Although I accept this distinction between the two cartoon varieties, I reject Sammond’s position that these latest racist caricatures “were distinct from minstrelsy’s performance and iconic traditions” (181). Sammond’s attempted disaggregation and overall project suffers from a limited conception of blackface minstrel tradition. Early in the study, Sammond hints at a broader approach when he writes, “although blackface is usually thought of as a live performance tradition, it evokes in its tension between surface and interior—between the makeup and the face beneath—a fantastic black persona that is analogous in many ways to cartoon characters who dwell in the flatland on the surface of the page or cel” (6). Unfortunately, Sammond does not acknowledge how blackface existed on the page, in print and visual minstrelsy, before it went live. In a study about the “long history” of racial iconography, there should have been greater focus on the “flatlands” of broadsides, newspapers, and sheet music.

Sammond’s project would have benefitted from early nineteenth-century satirical Bobalition broadsides, which theater historian Douglas Jones and cultural historian John Wood Sweet have identified as blackface precursors. I was also surprised by the absence of E.W. Clay’s “Life in Philadelphia” or “Life in New York” series, as well as David Claypoole Johnston’s Negro caricatures. Sammond does offer one illustration of a free black couple—connected to George Dixon’s song “Zip Coon”—and comments on the white gloves and upward mobility of these urban figures (fig. 1-11, 26). He also includes an image from a commercial advertisement, which depicts Irish immigrants in “the style of Zip Coon” (fig. 4-20, 245). The caption for this 1881 ad reads, “predating and setting the stage for the practices of ethnic stereotyping in early animation” (245). Sammond has the right idea in the caption.
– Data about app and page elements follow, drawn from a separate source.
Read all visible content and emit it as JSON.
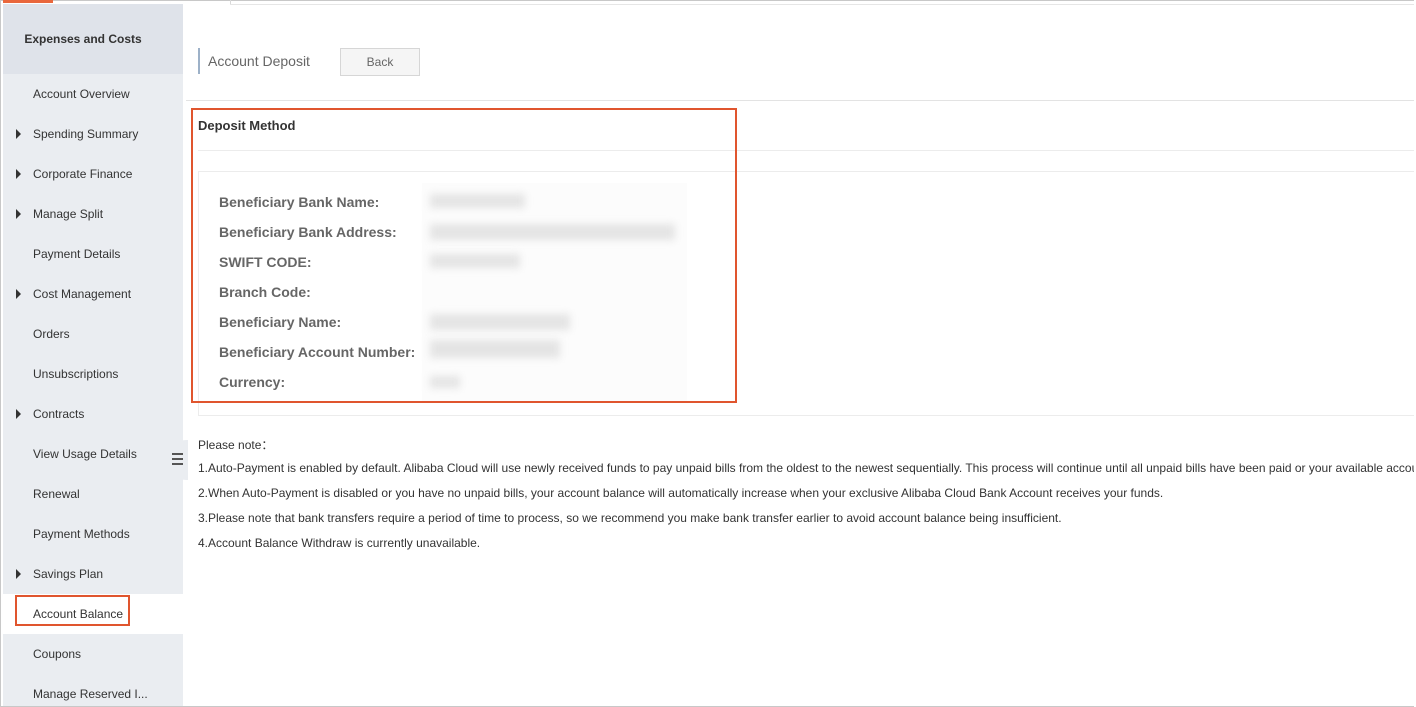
{
  "sidebar": {
    "title": "Expenses and Costs",
    "items": [
      {
        "label": "Account Overview",
        "expandable": false
      },
      {
        "label": "Spending Summary",
        "expandable": true
      },
      {
        "label": "Corporate Finance",
        "expandable": true
      },
      {
        "label": "Manage Split",
        "expandable": true
      },
      {
        "label": "Payment Details",
        "expandable": false
      },
      {
        "label": "Cost Management",
        "expandable": true
      },
      {
        "label": "Orders",
        "expandable": false
      },
      {
        "label": "Unsubscriptions",
        "expandable": false
      },
      {
        "label": "Contracts",
        "expandable": true
      },
      {
        "label": "View Usage Details",
        "expandable": false
      },
      {
        "label": "Renewal",
        "expandable": false
      },
      {
        "label": "Payment Methods",
        "expandable": false
      },
      {
        "label": "Savings Plan",
        "expandable": true
      },
      {
        "label": "Account Balance",
        "expandable": false,
        "active": true
      },
      {
        "label": "Coupons",
        "expandable": false
      },
      {
        "label": "Manage Reserved I...",
        "expandable": false
      }
    ]
  },
  "header": {
    "title": "Account Deposit",
    "back_label": "Back"
  },
  "deposit": {
    "section_title": "Deposit Method",
    "fields": [
      {
        "label": "Beneficiary Bank Name:"
      },
      {
        "label": "Beneficiary Bank Address:"
      },
      {
        "label": "SWIFT CODE:"
      },
      {
        "label": "Branch Code:"
      },
      {
        "label": "Beneficiary Name:"
      },
      {
        "label": "Beneficiary Account Number:"
      },
      {
        "label": "Currency:"
      }
    ]
  },
  "notes": {
    "title": "Please note：",
    "lines": [
      "1.Auto-Payment is enabled by default. Alibaba Cloud will use newly received funds to pay unpaid bills from the oldest to the newest sequentially. This process will continue until all unpaid bills have been paid or your available accou",
      "2.When Auto-Payment is disabled or you have no unpaid bills, your account balance will automatically increase when your exclusive Alibaba Cloud Bank Account receives your funds.",
      "3.Please note that bank transfers require a period of time to process, so we recommend you make bank transfer earlier to avoid account balance being insufficient.",
      "4.Account Balance Withdraw is currently unavailable."
    ]
  },
  "colors": {
    "accent": "#e9673c",
    "highlight": "#e0552e",
    "sidebar_bg": "#eaedf1",
    "sidebar_header_bg": "#dfe3ea"
  }
}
This cartoon did predate future stereotyping, but so did the grotesque coon imagery of late nineteenth-century minstrelsy. Sammond describes swing-era animation as “a growing horde of cartoon cannibals, chicken thieves, and cotton pickers,” but chicken thieves and cotton pickers were already an active part of minstrel tradition in coon songs (182). One only has to study the representational violence on the cover of Ernest Hogan’s hit song “All Coons Look Alike to Me” (1896) to see the bulging eyes and throbbing red lips that anticipated jazz-inflicted caricatures.
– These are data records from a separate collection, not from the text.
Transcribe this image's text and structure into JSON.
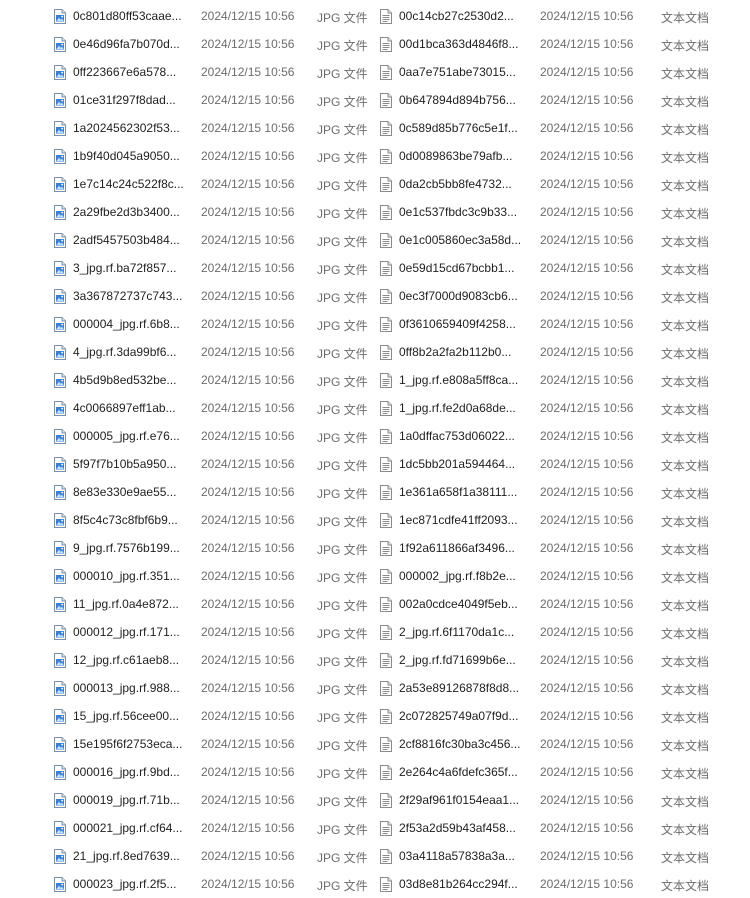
{
  "left_column": {
    "icon": "jpg-image-icon",
    "files": [
      {
        "name": "0c801d80ff53caae...",
        "modified": "2024/12/15 10:56",
        "type": "JPG 文件"
      },
      {
        "name": "0e46d96fa7b070d...",
        "modified": "2024/12/15 10:56",
        "type": "JPG 文件"
      },
      {
        "name": "0ff223667e6a578...",
        "modified": "2024/12/15 10:56",
        "type": "JPG 文件"
      },
      {
        "name": "01ce31f297f8dad...",
        "modified": "2024/12/15 10:56",
        "type": "JPG 文件"
      },
      {
        "name": "1a2024562302f53...",
        "modified": "2024/12/15 10:56",
        "type": "JPG 文件"
      },
      {
        "name": "1b9f40d045a9050...",
        "modified": "2024/12/15 10:56",
        "type": "JPG 文件"
      },
      {
        "name": "1e7c14c24c522f8c...",
        "modified": "2024/12/15 10:56",
        "type": "JPG 文件"
      },
      {
        "name": "2a29fbe2d3b3400...",
        "modified": "2024/12/15 10:56",
        "type": "JPG 文件"
      },
      {
        "name": "2adf5457503b484...",
        "modified": "2024/12/15 10:56",
        "type": "JPG 文件"
      },
      {
        "name": "3_jpg.rf.ba72f857...",
        "modified": "2024/12/15 10:56",
        "type": "JPG 文件"
      },
      {
        "name": "3a367872737c743...",
        "modified": "2024/12/15 10:56",
        "type": "JPG 文件"
      },
      {
        "name": "000004_jpg.rf.6b8...",
        "modified": "2024/12/15 10:56",
        "type": "JPG 文件"
      },
      {
        "name": "4_jpg.rf.3da99bf6...",
        "modified": "2024/12/15 10:56",
        "type": "JPG 文件"
      },
      {
        "name": "4b5d9b8ed532be...",
        "modified": "2024/12/15 10:56",
        "type": "JPG 文件"
      },
      {
        "name": "4c0066897eff1ab...",
        "modified": "2024/12/15 10:56",
        "type": "JPG 文件"
      },
      {
        "name": "000005_jpg.rf.e76...",
        "modified": "2024/12/15 10:56",
        "type": "JPG 文件"
      },
      {
        "name": "5f97f7b10b5a950...",
        "modified": "2024/12/15 10:56",
        "type": "JPG 文件"
      },
      {
        "name": "8e83e330e9ae55...",
        "modified": "2024/12/15 10:56",
        "type": "JPG 文件"
      },
      {
        "name": "8f5c4c73c8fbf6b9...",
        "modified": "2024/12/15 10:56",
        "type": "JPG 文件"
      },
      {
        "name": "9_jpg.rf.7576b199...",
        "modified": "2024/12/15 10:56",
        "type": "JPG 文件"
      },
      {
        "name": "000010_jpg.rf.351...",
        "modified": "2024/12/15 10:56",
        "type": "JPG 文件"
      },
      {
        "name": "11_jpg.rf.0a4e872...",
        "modified": "2024/12/15 10:56",
        "type": "JPG 文件"
      },
      {
        "name": "000012_jpg.rf.171...",
        "modified": "2024/12/15 10:56",
        "type": "JPG 文件"
      },
      {
        "name": "12_jpg.rf.c61aeb8...",
        "modified": "2024/12/15 10:56",
        "type": "JPG 文件"
      },
      {
        "name": "000013_jpg.rf.988...",
        "modified": "2024/12/15 10:56",
        "type": "JPG 文件"
      },
      {
        "name": "15_jpg.rf.56cee00...",
        "modified": "2024/12/15 10:56",
        "type": "JPG 文件"
      },
      {
        "name": "15e195f6f2753eca...",
        "modified": "2024/12/15 10:56",
        "type": "JPG 文件"
      },
      {
        "name": "000016_jpg.rf.9bd...",
        "modified": "2024/12/15 10:56",
        "type": "JPG 文件"
      },
      {
        "name": "000019_jpg.rf.71b...",
        "modified": "2024/12/15 10:56",
        "type": "JPG 文件"
      },
      {
        "name": "000021_jpg.rf.cf64...",
        "modified": "2024/12/15 10:56",
        "type": "JPG 文件"
      },
      {
        "name": "21_jpg.rf.8ed7639...",
        "modified": "2024/12/15 10:56",
        "type": "JPG 文件"
      },
      {
        "name": "000023_jpg.rf.2f5...",
        "modified": "2024/12/15 10:56",
        "type": "JPG 文件"
      }
    ]
  },
  "right_column": {
    "icon": "text-document-icon",
    "files": [
      {
        "name": "00c14cb27c2530d2...",
        "modified": "2024/12/15 10:56",
        "type": "文本文档"
      },
      {
        "name": "00d1bca363d4846f8...",
        "modified": "2024/12/15 10:56",
        "type": "文本文档"
      },
      {
        "name": "0aa7e751abe73015...",
        "modified": "2024/12/15 10:56",
        "type": "文本文档"
      },
      {
        "name": "0b647894d894b756...",
        "modified": "2024/12/15 10:56",
        "type": "文本文档"
      },
      {
        "name": "0c589d85b776c5e1f...",
        "modified": "2024/12/15 10:56",
        "type": "文本文档"
      },
      {
        "name": "0d0089863be79afb...",
        "modified": "2024/12/15 10:56",
        "type": "文本文档"
      },
      {
        "name": "0da2cb5bb8fe4732...",
        "modified": "2024/12/15 10:56",
        "type": "文本文档"
      },
      {
        "name": "0e1c537fbdc3c9b33...",
        "modified": "2024/12/15 10:56",
        "type": "文本文档"
      },
      {
        "name": "0e1c005860ec3a58d...",
        "modified": "2024/12/15 10:56",
        "type": "文本文档"
      },
      {
        "name": "0e59d15cd67bcbb1...",
        "modified": "2024/12/15 10:56",
        "type": "文本文档"
      },
      {
        "name": "0ec3f7000d9083cb6...",
        "modified": "2024/12/15 10:56",
        "type": "文本文档"
      },
      {
        "name": "0f3610659409f4258...",
        "modified": "2024/12/15 10:56",
        "type": "文本文档"
      },
      {
        "name": "0ff8b2a2fa2b112b0...",
        "modified": "2024/12/15 10:56",
        "type": "文本文档"
      },
      {
        "name": "1_jpg.rf.e808a5ff8ca...",
        "modified": "2024/12/15 10:56",
        "type": "文本文档"
      },
      {
        "name": "1_jpg.rf.fe2d0a68de...",
        "modified": "2024/12/15 10:56",
        "type": "文本文档"
      },
      {
        "name": "1a0dffac753d06022...",
        "modified": "2024/12/15 10:56",
        "type": "文本文档"
      },
      {
        "name": "1dc5bb201a594464...",
        "modified": "2024/12/15 10:56",
        "type": "文本文档"
      },
      {
        "name": "1e361a658f1a38111...",
        "modified": "2024/12/15 10:56",
        "type": "文本文档"
      },
      {
        "name": "1ec871cdfe41ff2093...",
        "modified": "2024/12/15 10:56",
        "type": "文本文档"
      },
      {
        "name": "1f92a611866af3496...",
        "modified": "2024/12/15 10:56",
        "type": "文本文档"
      },
      {
        "name": "000002_jpg.rf.f8b2e...",
        "modified": "2024/12/15 10:56",
        "type": "文本文档"
      },
      {
        "name": "002a0cdce4049f5eb...",
        "modified": "2024/12/15 10:56",
        "type": "文本文档"
      },
      {
        "name": "2_jpg.rf.6f1170da1c...",
        "modified": "2024/12/15 10:56",
        "type": "文本文档"
      },
      {
        "name": "2_jpg.rf.fd71699b6e...",
        "modified": "2024/12/15 10:56",
        "type": "文本文档"
      },
      {
        "name": "2a53e89126878f8d8...",
        "modified": "2024/12/15 10:56",
        "type": "文本文档"
      },
      {
        "name": "2c072825749a07f9d...",
        "modified": "2024/12/15 10:56",
        "type": "文本文档"
      },
      {
        "name": "2cf8816fc30ba3c456...",
        "modified": "2024/12/15 10:56",
        "type": "文本文档"
      },
      {
        "name": "2e264c4a6fdefc365f...",
        "modified": "2024/12/15 10:56",
        "type": "文本文档"
      },
      {
        "name": "2f29af961f0154eaa1...",
        "modified": "2024/12/15 10:56",
        "type": "文本文档"
      },
      {
        "name": "2f53a2d59b43af458...",
        "modified": "2024/12/15 10:56",
        "type": "文本文档"
      },
      {
        "name": "03a4118a57838a3a...",
        "modified": "2024/12/15 10:56",
        "type": "文本文档"
      },
      {
        "name": "03d8e81b264cc294f...",
        "modified": "2024/12/15 10:56",
        "type": "文本文档"
      }
    ]
  }
}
Despite underestimating the range of blackface iconography, Birth of an Industry does answer this fundamental question: “where did Mickey and Bugs get their gloves, their huge eyes, and their capacious and voracious mouths and why have they kept them for so many years?” (32). Sammond does an exceptional job revealing the minstrel roots of these beloved cartoon characters, highlighting an alienated labor force that produced unruly fantasies, unpacking the extreme violence celebrated in hyper-malleable animation, and separating vestigial minstrels from more virulent caricatures. On the persistent appeal of blackface, Sammond offers an excellent explanation for how historical and contemporary audiences receive minstrel acts:

[r]ather than withdrawing the viewer from his or her immediate surroundings and into a dream world of (dis)embodied fantasy, the spectatorial practices of vaudeville, minstrelsy, and animation proffered the wink and the nudge, a collective experience in the here and now, located not in a cinematic imaginary but in the theater itself. There, the pleasure was not in seeing one’s self in the protagonist but in witnessing the virtuosity with which the performer executed their acts. (215)

This identification model is rooted in empathy rather than sympathy, as audiences identify first with a community of spectators, and then with the abilities of the minstrels onstage or onscreen. Grounded in the “here and now” of race relations, Sammond helps us understand why and how we continue to enjoy racial humor.